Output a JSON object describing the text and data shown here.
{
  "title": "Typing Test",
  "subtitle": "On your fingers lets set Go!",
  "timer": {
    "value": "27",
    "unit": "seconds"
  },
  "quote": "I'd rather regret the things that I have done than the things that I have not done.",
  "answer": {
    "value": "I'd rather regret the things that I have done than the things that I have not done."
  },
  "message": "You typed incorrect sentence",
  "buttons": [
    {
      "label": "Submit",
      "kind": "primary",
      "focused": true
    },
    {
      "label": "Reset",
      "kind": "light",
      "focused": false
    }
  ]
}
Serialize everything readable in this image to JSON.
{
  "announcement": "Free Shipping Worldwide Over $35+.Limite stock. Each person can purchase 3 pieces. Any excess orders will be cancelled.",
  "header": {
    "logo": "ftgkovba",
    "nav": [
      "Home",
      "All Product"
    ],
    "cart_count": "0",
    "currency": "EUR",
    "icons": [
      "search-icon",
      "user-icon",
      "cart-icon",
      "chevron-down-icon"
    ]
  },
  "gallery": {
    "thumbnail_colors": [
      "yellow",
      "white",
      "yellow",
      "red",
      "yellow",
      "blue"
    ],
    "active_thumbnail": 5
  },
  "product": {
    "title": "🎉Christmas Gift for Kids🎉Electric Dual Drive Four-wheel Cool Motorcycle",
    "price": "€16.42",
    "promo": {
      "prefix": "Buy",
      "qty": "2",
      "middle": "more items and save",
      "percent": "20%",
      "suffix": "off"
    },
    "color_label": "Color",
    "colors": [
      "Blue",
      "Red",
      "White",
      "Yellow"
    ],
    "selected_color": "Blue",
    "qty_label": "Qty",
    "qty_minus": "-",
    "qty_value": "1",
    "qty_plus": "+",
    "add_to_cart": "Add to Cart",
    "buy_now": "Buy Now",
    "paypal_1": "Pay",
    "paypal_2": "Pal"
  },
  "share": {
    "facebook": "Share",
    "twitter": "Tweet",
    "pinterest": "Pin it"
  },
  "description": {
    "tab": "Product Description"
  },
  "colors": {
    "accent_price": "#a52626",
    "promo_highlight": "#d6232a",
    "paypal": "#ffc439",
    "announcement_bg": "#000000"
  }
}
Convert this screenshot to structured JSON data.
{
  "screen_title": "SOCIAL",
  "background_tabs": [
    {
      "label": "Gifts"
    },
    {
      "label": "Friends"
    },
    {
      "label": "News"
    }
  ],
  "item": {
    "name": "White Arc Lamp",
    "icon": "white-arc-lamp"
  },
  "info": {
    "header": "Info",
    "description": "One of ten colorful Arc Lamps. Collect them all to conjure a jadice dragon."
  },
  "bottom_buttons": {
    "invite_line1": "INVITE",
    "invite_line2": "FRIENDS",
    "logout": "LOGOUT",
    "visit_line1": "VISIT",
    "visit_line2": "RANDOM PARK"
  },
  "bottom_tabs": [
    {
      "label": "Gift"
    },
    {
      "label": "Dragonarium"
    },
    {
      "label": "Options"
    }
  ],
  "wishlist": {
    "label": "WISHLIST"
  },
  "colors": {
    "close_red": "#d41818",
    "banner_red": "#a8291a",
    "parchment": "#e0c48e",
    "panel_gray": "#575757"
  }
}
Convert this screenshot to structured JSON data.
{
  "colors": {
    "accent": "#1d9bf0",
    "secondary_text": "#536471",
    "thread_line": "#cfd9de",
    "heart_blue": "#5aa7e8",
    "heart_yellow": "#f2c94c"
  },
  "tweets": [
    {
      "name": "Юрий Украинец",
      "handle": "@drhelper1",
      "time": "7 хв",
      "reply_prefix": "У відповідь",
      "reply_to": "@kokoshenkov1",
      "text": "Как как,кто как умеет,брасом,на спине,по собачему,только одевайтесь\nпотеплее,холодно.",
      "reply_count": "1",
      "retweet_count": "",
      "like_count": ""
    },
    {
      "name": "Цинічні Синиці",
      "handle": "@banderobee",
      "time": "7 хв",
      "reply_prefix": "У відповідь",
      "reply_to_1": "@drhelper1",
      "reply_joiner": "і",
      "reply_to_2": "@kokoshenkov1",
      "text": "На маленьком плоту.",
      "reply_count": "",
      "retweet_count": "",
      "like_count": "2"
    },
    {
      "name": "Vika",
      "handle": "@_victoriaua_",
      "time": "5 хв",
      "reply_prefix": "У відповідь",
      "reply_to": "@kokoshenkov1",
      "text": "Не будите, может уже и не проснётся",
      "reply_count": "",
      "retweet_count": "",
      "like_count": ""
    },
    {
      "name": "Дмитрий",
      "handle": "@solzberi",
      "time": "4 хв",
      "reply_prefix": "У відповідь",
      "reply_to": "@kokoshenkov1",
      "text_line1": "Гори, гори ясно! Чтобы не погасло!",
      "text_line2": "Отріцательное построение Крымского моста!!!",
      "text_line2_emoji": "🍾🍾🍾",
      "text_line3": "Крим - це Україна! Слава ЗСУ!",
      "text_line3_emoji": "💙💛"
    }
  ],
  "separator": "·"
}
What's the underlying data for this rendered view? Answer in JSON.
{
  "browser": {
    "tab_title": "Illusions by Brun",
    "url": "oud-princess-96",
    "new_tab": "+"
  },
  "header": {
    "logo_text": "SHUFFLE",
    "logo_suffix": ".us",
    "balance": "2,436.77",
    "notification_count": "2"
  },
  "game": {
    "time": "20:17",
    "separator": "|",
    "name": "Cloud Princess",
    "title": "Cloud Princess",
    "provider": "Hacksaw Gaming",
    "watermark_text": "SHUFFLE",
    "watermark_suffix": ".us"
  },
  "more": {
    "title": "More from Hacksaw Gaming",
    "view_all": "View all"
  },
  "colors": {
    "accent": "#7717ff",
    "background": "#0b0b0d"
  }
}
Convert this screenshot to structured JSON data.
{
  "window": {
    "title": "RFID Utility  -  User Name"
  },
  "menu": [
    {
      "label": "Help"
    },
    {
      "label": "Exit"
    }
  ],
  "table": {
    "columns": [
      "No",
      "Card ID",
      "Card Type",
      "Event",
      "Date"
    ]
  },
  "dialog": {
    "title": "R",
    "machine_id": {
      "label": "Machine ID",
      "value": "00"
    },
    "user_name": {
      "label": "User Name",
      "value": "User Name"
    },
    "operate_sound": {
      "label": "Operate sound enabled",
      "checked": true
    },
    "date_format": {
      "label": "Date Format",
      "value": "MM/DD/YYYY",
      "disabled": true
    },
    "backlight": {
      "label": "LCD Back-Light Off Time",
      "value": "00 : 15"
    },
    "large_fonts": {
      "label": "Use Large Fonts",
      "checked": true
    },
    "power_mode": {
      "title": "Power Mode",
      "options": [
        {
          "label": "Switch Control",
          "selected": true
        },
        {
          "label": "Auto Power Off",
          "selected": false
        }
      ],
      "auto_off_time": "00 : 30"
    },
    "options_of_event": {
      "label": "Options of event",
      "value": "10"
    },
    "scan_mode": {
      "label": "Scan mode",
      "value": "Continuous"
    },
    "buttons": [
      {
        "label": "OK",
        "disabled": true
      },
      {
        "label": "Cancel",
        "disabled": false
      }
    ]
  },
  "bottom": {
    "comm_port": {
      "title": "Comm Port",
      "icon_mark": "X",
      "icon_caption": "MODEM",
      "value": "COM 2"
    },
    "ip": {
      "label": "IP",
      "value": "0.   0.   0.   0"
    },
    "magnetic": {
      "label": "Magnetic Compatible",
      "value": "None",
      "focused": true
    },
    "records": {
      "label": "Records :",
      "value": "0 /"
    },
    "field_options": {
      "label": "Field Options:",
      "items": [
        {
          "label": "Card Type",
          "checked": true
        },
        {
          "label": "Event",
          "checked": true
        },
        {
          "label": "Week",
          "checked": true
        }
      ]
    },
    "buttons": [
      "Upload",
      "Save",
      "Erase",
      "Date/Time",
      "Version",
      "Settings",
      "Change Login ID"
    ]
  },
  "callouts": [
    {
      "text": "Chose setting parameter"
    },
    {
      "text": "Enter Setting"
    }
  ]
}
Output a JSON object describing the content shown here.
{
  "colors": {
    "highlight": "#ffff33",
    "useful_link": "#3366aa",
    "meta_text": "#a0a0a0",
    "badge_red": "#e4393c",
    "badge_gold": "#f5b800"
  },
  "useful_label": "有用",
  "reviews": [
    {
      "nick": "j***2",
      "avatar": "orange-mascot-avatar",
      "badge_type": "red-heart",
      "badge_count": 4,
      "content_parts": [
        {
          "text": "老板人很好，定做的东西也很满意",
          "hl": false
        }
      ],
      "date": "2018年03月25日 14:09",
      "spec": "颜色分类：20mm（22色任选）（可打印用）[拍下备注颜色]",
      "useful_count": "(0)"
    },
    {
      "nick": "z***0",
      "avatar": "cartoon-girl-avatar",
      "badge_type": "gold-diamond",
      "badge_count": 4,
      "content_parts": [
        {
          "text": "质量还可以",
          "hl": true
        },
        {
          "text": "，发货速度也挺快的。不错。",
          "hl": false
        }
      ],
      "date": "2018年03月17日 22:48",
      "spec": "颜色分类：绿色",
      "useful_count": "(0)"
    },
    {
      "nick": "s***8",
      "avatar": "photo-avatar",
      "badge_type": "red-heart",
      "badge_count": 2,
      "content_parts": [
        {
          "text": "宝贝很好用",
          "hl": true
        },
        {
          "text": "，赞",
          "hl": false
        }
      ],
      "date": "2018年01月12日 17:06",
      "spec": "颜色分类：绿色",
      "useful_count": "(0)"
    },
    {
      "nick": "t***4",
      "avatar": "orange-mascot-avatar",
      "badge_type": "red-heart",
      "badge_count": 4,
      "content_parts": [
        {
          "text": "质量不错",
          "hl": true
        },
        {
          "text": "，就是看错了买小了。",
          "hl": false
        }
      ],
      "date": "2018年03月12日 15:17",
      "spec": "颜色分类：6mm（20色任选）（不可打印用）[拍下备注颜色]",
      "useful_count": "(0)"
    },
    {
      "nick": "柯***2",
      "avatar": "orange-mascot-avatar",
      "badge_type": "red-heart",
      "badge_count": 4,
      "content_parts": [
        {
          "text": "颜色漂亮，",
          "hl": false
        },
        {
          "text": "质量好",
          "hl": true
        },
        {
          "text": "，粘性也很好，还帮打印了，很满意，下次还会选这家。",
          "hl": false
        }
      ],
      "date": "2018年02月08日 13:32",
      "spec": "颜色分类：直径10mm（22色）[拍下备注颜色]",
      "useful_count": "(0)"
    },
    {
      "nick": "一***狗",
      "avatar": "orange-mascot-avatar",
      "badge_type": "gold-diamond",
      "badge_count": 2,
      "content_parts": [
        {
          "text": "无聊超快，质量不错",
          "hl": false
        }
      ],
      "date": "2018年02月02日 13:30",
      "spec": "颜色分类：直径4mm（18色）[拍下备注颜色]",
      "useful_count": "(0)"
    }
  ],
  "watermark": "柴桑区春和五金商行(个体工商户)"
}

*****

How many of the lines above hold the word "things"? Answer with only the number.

> REPLY
2